The ongoing legal skirmish at 510 Fifth Avenue, where new owner Vornado has gutted the landmarked modernist interior in the name of adaptive re-use, has revealed what could be a budding bromance between Vornado chief Steve Roth and the Landmarks Preservation Commission. Emails from Vornado's lobbyist, former LPC Commissioner Meredith Kane, and responses from the LPC detail some bureaucratic hand holding, if not something more intimate. The full trail of correspondence shows that the courtship stretches back to early 2010, many months before Roth & Vornado actually purchased the mid-century masterpiece. Those emails continue on for over a year, paralleling the LPC's designation of the interior, the finalization of the agreement with retailer Joe Fresh and the entire process during which Vornado's alterations were sought.
Those communiqués begin in January 2010, when Vornado began looking at 510 Fifth "for possible purchase and retail re-use." At that time, former Commissioner Kane wrote on behalf of Vornado to LPC Chair Robert B. Tierney. Kane notes specific alterations that Vornado hoped to make at 510 Fifth [slide 3]: "On the calendered but not landmarked interior, the proposed changes would be to relocate the escalators." The Vornado lobbyist wonders "whether LPC is willing to entertain these modifications." Kane states that potential-owner Vornado is "currently in a bidding situation" and asks Tierney "not to share our thinking with any other parties which may also consult you on this." That request for secrecy doesn't seem to explain why a later reply from Tierney is completely redacted, showing up in the public court records as nothing more than a thick black line, totally obliterating the Chairman's response to Vornado's request for some up-close and personal hand holding with an apparently nervous Steve Roth [slide 6].
Later emails are spotlighted by The Architect's Newspaper, which also notes the “apoplectic” reaction of the City's legal counsel to the release of the LPC
mash notes emails. That stream continues through Vornado's purchase of 510 Fifth in October 2010 and then on to the date when the LPC designated the interior as a protected landmark last February. While it's common practice for the Commission to discuss potential alterations with the actual owner of a designated property, in the case of 510 Fifth the negotiations over what would be allowed were jump-started by the eager Vornado team prior to their purchase of the landmarked property.

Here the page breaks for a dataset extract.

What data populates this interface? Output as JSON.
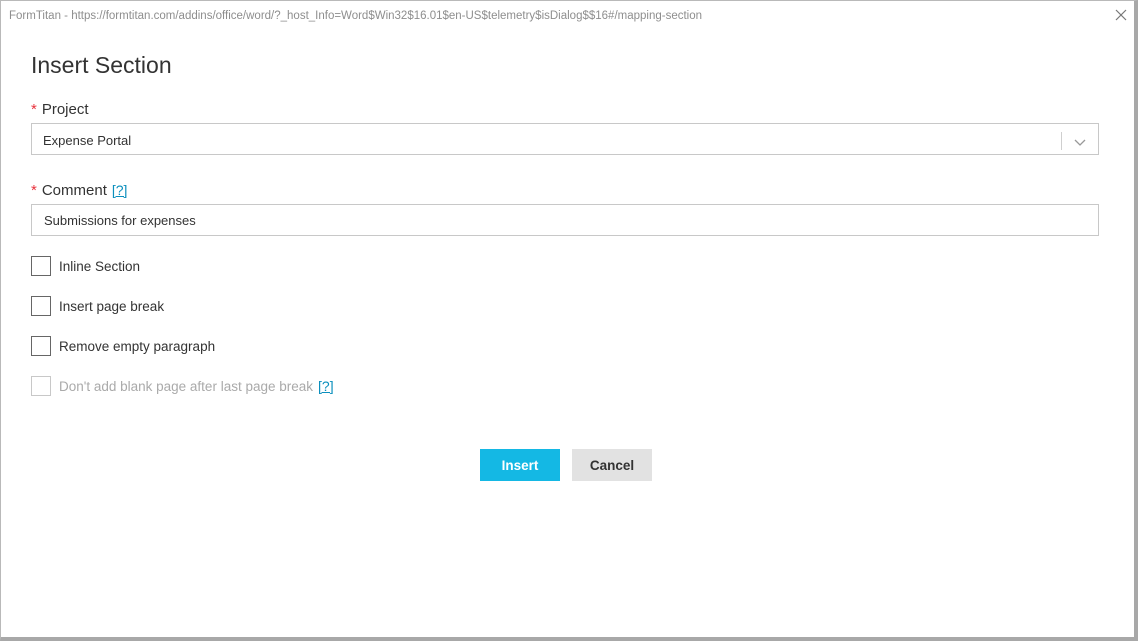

Beyond the bromance at 510 Fifth, there's also the recent important ruling by Manhattan Supreme Court Justice Lucy A. Billings that allows the lawsuit against Vornado, architecture firm SOM and the LPC to go forward in the name architecture professor Eric W. Allison. The Pratt Institute professor regularly uses 510 Fifth as a teaching tool and has long included the landmarked building in walking tours, showcasing it as a prime example of mid-century International Style architecture. The judge cited established environmental law, tying it into historic preservation law, when she ruled that both Professor Allison and the Citizens Emergency Committee to Preserve Preservation have legal standing to bring action in regard to 510 Fifth.
The NYC law enacted for Landmarks Preservation and Historic Districts specifically states that a core public purpose is for "the education, pleasure and welfare of the people of the City." Judge Billings noted that the City's interest in landmark preservation goes beyond simple property, contractual or business rights and that the Landmarks law was created not only to protect our architectural and cultural history, but also to foster "civic pride" and promote landmarks for the good of the general public and all the people of New York City.
· Manny Hanny Back in Spotlight [Architect's Newspaper]
· Attempt to Block Landmark's Remodeling May Go Forward [New York Law Journal]
· 510 Fifth Avenue coverage [Curbed]